Paul Stinson

Art by Barbara Weissberger



Today, we mean power, obviously, or the lack of it, because the system wasn’t built for modern demands. What was?

Lukewarm oats between the old man and me. During the war, he says, we had to cut the lights, pull the curtains, and wait. No candles. Just us. I think it sounds lovely. I think he’s right.

He gets dizzy sometimes. He falls. But of course he does! It was the last century when we put it all together. And look at us now. We’ve grown. Transformed. Beaten the day out of night.


At the Funeral

No one would tell me how his nose got smashed
or what really happened outside the bar that night.
He’d been a looker—I’ll give him that much—but
he looked like a hooker in that makeup and light.
Of course his sister stood in the pulpit and said,
“To know him was to love him.” Bitch, please.
We never married, but I knew him better than most—
knew that love, to him, meant staying on my knees
or getting left behind. “Go ahead, rot here,” he said,
“or come with me and rot somewhere else.”
I stayed. He left. He could have found me if he wanted,
but he didn’t. He wanted to be by himself.
I’ll skip the cemetery—I don’t need all that—
and sit a bit longer with the incense and lilies.
Shut your eyes long enough and you could even
forget it was a funeral. Is that lame? Is that silly?
It would smell the same after a wedding, too,
wouldn’t it? Or am I just being a pathetic loser?
God, how I wish I’d been the one to bust his nose because
to do that, you’d have to be arm’s length, or closer.


Field Trip

We ask the kids how the large fiberglass lima bean makes them feel, and why the sculptor chose to put the heart in a turquoise cube, and what would the turquoise cube say if it could talk.

What do you think it’s thinking?

And what’s another word for bored? And how can we respect the idea even if we don’t care for the piece? And remember: It’s “From where,” as in “From where does the artist come?” Because we don’t end sentences with a preposition.

J. doesn’t have a favorite piece. He prefers looking at the swans on the pond. Because the rainbow spigot doesn’t even work, and the railroad tie totems don’t make any sense, and he’s bored, just like at his old school, and just like at this one, where we don’t even have fights, and it takes him three buses to get to.


The Killing of an American Fruit Fly

What bears mentioning about it, I think, is how carefully I examine
the sticker on a banana, or an apple, or a tangerine.
The small oval with the name of the thing
and its country of origin.
A tiny kiwi ID.

It’s not political—it’s existential.

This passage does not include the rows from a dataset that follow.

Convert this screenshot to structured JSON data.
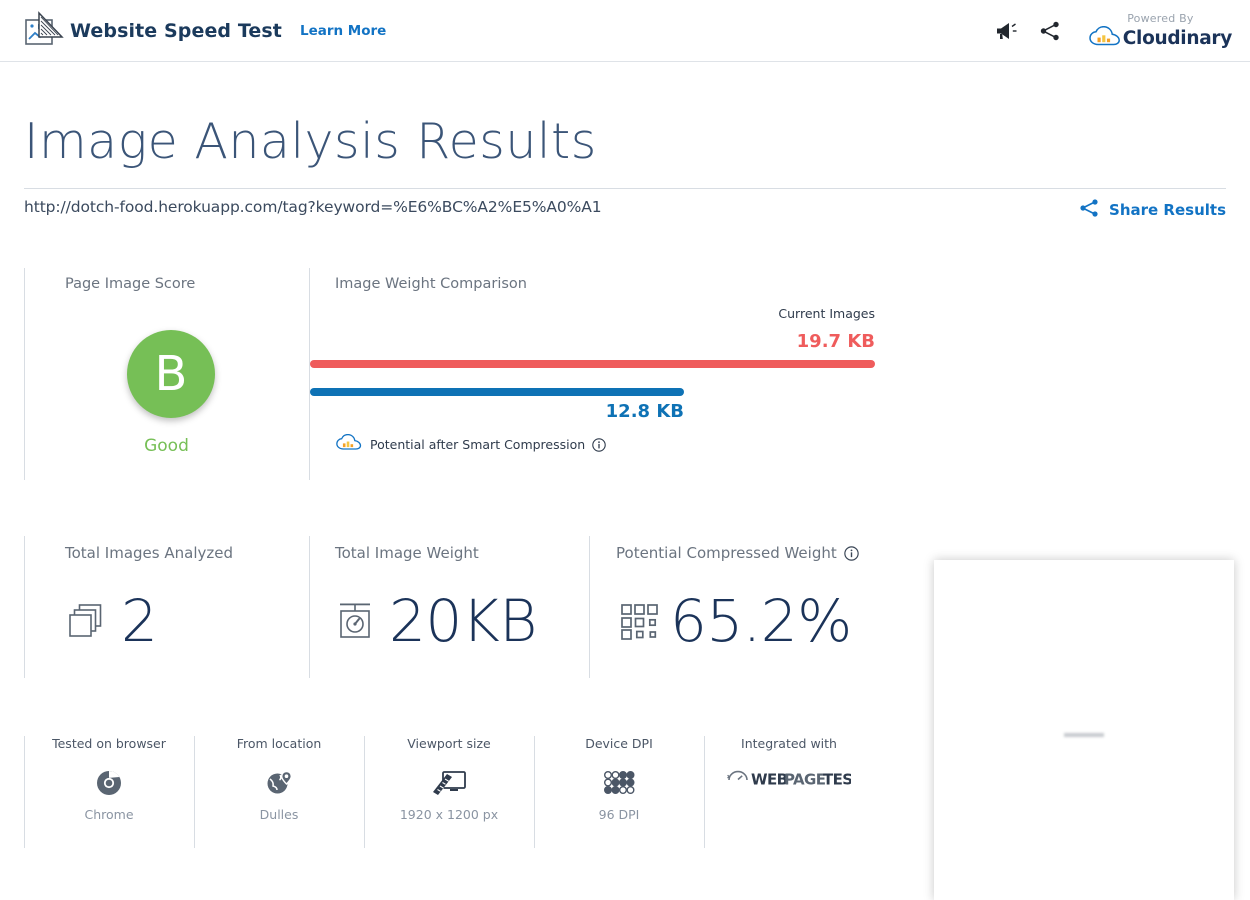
{
  "header": {
    "brand_icon": "chart-cursor-icon",
    "brand_title": "Website Speed Test",
    "learn_more": "Learn More",
    "megaphone_icon": "megaphone-icon",
    "share_icon": "share-icon",
    "powered_by": "Powered By",
    "cloudinary_name": "Cloudinary"
  },
  "page": {
    "title": "Image Analysis Results",
    "url": "http://dotch-food.herokuapp.com/tag?keyword=%E6%BC%A2%E5%A0%A1",
    "share_results_label": "Share Results",
    "share_results_icon": "share-icon"
  },
  "score": {
    "label": "Page Image Score",
    "grade": "B",
    "verdict": "Good",
    "grade_color": "#76bf56",
    "verdict_color": "#76bf56"
  },
  "comparison": {
    "label": "Image Weight Comparison",
    "current_caption": "Current Images",
    "current_value": "19.7 KB",
    "current_color": "#ef5c5c",
    "potential_value": "12.8 KB",
    "potential_color": "#0e72b5",
    "smart_label": "Potential after Smart Compression",
    "smart_icon": "cloudinary-cloud-icon",
    "info_icon": "info-icon"
  },
  "chart_data": {
    "type": "bar",
    "title": "Image Weight Comparison",
    "orientation": "horizontal",
    "categories": [
      "Current Images",
      "Potential after Smart Compression"
    ],
    "values": [
      19.7,
      12.8
    ],
    "unit": "KB",
    "colors": [
      "#ef5c5c",
      "#0e72b5"
    ],
    "labels": [
      "19.7 KB",
      "12.8 KB"
    ],
    "xlabel": "",
    "ylabel": "",
    "xlim": [
      0,
      19.7
    ],
    "grid": false,
    "legend": "none"
  },
  "stats": [
    {
      "title": "Total Images Analyzed",
      "value": "2",
      "icon": "stacked-images-icon",
      "has_info": false
    },
    {
      "title": "Total Image Weight",
      "value": "20KB",
      "icon": "weight-scale-icon",
      "has_info": false
    },
    {
      "title": "Potential Compressed Weight",
      "value": "65.2%",
      "icon": "compression-grid-icon",
      "has_info": true,
      "info_icon": "info-icon"
    }
  ],
  "meta": [
    {
      "title": "Tested on browser",
      "value": "Chrome",
      "icon": "chrome-icon"
    },
    {
      "title": "From location",
      "value": "Dulles",
      "icon": "globe-pin-icon"
    },
    {
      "title": "Viewport size",
      "value": "1920 x 1200 px",
      "icon": "monitor-ruler-icon"
    },
    {
      "title": "Device DPI",
      "value": "96 DPI",
      "icon": "dot-density-icon"
    },
    {
      "title": "Integrated with",
      "value": "",
      "icon": "webpagetest-logo"
    }
  ],
  "thumbnail": {
    "name": "page-screenshot-thumbnail"
  }
}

What to do with the awful
knowledge that someone is busy growing D’Anjou pears
in Argentina right now, or worse, that I can
get my bloody hands on one
any time I want?



Oh, say, ten years ago it was that I first noticed the battlefields of the future and thought, Christ, this is not my father’s war!

No green sludge buried under mountains in casino states, or honeycomb fences laid through borderlands, or mega-hurricanes with little girls’ names to keep us on our toes. There had never been an invasion on my soil, you see, so when it happened I was not prepared. To me, every tower simply fell.

Has it always been this way? I wouldn’t know. I’ve never been part of the one percent, or one of the twelve, or even a friend of Caesar. (No—I had to work!)

If I’ve learned anything since then, it’s that empires love to die. Look, they’re not doing this for their health. And then we can jingle them in our pockets like coins, like a pile of palm-smoothed metal, with a laughing flood of memory, and not a single thought of wealth.